What the task asks: Copy out each line of the data that holds the word "heart".

Records:

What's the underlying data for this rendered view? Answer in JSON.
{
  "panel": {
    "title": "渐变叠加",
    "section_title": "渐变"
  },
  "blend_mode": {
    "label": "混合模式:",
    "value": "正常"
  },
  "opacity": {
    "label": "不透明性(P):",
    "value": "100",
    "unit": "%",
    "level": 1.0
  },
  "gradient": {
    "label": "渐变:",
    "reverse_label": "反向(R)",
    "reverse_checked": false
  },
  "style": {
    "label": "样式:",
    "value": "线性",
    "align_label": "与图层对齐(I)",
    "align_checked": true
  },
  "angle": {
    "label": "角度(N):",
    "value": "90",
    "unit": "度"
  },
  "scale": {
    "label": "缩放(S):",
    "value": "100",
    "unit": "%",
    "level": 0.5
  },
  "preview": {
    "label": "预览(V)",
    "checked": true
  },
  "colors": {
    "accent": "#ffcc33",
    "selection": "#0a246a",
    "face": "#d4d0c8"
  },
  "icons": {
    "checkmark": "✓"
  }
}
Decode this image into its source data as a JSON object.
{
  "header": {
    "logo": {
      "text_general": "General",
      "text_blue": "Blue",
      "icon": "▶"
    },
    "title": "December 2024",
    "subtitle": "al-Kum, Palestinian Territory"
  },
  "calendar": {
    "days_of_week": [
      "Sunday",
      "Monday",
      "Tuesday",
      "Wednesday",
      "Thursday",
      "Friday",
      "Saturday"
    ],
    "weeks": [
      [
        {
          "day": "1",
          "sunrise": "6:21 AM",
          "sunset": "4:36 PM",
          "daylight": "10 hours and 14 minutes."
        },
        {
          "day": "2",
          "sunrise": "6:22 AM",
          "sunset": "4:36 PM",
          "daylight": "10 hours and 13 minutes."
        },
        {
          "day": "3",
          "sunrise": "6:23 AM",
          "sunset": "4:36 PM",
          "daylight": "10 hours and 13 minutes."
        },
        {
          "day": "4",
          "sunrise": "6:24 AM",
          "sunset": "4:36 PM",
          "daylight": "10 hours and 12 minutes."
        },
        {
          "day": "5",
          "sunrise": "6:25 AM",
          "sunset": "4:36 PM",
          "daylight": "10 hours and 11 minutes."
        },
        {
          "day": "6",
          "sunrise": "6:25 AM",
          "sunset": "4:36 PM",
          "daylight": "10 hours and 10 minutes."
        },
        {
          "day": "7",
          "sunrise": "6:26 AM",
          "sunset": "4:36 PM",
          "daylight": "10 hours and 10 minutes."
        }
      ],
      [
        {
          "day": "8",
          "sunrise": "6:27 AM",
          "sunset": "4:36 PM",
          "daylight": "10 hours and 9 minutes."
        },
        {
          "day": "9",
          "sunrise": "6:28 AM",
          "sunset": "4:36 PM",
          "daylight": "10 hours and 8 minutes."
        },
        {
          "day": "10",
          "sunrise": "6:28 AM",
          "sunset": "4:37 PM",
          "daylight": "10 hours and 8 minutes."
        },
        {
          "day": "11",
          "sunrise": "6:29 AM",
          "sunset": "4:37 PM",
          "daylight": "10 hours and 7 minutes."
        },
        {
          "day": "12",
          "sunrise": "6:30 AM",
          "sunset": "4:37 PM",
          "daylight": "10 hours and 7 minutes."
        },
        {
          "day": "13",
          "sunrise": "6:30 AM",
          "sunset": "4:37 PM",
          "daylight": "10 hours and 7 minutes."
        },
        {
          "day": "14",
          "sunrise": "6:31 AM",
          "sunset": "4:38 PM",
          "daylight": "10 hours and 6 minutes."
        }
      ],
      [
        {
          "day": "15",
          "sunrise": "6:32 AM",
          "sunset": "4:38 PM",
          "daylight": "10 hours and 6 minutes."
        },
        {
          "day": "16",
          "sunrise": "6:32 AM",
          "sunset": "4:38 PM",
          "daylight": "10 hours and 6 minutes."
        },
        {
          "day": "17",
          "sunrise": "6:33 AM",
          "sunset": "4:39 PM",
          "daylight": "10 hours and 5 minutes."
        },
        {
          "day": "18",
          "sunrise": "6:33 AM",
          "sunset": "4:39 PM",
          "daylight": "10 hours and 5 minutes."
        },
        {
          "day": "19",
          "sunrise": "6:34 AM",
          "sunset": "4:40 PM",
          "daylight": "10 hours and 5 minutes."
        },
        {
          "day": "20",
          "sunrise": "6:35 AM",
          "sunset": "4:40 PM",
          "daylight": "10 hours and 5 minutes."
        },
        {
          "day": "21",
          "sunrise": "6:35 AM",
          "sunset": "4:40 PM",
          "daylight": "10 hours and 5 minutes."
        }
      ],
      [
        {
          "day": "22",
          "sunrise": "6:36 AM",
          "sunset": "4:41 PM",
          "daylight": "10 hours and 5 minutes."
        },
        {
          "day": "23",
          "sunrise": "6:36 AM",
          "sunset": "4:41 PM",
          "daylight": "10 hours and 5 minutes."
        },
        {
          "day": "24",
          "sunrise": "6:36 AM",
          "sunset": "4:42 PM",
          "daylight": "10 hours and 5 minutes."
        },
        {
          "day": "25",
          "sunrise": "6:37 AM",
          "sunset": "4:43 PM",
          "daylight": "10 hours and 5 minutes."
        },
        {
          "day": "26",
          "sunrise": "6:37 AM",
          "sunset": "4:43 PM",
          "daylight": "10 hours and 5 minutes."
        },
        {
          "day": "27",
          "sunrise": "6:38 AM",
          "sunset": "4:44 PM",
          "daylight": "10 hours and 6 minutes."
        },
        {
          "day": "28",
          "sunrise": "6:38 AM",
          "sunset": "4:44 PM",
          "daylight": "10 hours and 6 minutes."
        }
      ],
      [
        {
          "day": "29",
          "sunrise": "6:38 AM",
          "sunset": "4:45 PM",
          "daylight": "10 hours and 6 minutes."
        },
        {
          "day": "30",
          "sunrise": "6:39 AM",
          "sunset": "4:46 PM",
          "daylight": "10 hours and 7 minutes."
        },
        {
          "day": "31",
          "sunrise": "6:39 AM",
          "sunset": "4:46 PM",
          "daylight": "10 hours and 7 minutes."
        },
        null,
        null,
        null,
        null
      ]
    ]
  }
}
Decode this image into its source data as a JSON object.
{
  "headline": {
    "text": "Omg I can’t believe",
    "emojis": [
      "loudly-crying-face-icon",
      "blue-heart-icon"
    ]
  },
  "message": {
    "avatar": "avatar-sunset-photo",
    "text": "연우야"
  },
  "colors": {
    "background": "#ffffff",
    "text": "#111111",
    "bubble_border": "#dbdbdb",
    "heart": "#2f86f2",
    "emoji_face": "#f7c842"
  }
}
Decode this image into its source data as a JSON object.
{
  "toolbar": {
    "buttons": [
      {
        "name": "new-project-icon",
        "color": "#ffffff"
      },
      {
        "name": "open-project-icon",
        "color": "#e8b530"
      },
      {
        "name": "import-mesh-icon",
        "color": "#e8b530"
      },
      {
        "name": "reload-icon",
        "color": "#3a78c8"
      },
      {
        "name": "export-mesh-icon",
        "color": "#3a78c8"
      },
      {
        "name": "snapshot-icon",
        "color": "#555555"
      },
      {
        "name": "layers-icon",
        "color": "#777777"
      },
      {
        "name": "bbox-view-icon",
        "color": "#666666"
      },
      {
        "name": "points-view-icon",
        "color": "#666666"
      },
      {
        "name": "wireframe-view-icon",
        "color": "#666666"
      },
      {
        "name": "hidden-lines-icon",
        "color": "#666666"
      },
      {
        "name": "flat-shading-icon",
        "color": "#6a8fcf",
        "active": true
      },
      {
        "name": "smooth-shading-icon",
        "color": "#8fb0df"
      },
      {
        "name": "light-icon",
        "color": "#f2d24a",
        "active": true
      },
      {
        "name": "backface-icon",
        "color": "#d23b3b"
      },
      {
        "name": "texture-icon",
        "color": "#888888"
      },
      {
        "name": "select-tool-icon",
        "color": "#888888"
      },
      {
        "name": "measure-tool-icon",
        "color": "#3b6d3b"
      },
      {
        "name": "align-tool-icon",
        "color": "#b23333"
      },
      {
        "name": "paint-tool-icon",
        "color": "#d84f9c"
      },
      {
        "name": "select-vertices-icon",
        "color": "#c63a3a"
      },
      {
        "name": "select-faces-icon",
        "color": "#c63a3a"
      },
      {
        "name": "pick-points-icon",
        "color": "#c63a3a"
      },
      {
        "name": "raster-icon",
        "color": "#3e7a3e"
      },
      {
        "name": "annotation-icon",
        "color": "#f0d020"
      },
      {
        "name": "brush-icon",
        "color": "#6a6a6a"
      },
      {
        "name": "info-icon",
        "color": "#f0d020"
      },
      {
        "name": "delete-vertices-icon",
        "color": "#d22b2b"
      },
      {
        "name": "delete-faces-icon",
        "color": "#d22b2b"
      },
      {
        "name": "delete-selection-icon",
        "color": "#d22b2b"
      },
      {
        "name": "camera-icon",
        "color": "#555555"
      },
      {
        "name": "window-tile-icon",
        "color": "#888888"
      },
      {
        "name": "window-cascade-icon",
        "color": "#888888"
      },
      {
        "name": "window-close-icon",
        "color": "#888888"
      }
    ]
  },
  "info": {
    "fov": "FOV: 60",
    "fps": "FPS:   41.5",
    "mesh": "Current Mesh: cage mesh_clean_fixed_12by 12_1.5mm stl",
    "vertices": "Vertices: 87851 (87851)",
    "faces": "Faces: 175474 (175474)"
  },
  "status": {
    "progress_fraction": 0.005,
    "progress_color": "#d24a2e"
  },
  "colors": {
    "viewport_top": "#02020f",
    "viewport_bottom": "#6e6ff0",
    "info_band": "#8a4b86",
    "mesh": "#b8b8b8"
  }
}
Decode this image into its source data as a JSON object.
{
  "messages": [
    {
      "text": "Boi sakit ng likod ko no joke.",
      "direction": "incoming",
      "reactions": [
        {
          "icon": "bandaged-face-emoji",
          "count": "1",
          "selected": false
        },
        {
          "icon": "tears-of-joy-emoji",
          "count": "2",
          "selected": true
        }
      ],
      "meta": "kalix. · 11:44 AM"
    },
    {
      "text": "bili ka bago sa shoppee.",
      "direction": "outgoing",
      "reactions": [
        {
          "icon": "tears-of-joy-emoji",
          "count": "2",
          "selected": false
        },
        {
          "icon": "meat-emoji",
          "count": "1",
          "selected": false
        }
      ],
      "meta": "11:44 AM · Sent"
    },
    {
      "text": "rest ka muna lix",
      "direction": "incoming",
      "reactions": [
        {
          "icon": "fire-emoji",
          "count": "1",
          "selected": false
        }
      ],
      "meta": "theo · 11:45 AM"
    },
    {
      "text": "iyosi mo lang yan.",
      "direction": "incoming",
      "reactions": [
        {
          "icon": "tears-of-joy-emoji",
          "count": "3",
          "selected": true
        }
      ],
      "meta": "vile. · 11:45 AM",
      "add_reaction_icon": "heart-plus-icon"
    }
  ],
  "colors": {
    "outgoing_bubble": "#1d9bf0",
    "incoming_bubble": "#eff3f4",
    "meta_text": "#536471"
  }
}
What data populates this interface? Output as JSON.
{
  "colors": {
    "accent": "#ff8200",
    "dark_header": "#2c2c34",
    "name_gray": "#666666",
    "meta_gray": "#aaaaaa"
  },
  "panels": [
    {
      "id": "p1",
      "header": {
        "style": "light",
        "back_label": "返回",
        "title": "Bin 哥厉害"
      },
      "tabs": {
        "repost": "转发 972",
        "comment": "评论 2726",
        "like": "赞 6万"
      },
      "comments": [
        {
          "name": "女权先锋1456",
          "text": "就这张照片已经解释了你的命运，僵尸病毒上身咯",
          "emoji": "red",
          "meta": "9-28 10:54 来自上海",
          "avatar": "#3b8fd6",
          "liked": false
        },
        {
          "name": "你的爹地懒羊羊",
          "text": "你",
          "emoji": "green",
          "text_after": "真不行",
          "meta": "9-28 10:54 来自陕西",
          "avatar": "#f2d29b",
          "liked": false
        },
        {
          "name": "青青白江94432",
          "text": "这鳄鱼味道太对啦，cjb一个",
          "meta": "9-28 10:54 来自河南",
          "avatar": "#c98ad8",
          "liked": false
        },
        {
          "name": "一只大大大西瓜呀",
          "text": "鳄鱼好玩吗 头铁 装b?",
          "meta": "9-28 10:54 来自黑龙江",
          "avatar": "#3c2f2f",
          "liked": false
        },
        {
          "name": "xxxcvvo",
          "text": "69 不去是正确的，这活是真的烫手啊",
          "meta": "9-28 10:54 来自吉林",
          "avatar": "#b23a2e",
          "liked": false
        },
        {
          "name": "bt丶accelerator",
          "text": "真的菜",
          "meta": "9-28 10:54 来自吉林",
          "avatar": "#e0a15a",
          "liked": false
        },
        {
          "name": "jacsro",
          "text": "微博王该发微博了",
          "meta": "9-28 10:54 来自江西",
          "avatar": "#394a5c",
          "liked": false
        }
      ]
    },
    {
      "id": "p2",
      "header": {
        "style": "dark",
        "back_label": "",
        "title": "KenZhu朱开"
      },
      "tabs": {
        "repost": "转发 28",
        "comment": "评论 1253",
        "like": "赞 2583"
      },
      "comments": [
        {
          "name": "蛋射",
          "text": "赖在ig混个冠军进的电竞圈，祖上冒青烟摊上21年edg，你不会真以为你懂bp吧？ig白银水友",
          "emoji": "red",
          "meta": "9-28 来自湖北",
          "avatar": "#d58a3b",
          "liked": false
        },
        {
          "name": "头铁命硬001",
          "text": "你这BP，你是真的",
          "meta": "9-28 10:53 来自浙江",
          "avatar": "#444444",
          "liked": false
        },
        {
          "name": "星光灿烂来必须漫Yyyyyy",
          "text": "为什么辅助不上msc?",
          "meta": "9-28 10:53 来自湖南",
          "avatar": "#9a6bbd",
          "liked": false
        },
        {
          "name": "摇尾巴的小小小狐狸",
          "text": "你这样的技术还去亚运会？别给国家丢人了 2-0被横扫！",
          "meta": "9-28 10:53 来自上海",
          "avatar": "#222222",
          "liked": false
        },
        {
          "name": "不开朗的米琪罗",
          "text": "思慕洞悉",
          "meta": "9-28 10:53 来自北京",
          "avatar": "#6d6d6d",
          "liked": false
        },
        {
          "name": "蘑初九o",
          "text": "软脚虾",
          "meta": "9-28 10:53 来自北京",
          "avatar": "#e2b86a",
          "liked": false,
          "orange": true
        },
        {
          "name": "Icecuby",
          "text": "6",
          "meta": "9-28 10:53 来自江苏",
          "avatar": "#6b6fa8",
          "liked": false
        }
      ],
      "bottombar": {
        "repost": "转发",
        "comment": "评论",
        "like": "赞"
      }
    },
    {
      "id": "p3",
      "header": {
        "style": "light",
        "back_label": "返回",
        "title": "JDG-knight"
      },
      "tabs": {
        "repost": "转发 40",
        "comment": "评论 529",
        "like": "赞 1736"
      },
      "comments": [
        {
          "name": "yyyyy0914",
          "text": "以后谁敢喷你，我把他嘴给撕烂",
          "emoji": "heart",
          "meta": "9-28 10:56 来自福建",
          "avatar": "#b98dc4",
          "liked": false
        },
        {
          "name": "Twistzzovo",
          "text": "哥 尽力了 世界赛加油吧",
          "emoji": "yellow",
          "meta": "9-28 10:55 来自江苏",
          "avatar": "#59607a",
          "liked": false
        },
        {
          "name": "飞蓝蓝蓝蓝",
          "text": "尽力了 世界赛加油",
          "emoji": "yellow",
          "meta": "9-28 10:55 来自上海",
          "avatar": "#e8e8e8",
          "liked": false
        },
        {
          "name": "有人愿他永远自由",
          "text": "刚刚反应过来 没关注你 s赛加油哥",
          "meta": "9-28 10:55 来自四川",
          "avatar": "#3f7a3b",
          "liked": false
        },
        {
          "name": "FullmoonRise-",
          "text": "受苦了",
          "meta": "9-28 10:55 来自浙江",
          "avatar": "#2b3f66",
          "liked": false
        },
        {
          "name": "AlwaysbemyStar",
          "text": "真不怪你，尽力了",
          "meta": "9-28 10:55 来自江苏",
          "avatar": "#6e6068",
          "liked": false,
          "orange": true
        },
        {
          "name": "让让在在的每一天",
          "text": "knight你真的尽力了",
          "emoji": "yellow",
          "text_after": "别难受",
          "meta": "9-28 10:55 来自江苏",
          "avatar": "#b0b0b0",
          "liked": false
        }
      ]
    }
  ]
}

Problem solution:
      "blue-heart-icon"
    "heart": "#2f86f2",
      "add_reaction_icon": "heart-plus-icon"
          "emoji": "heart",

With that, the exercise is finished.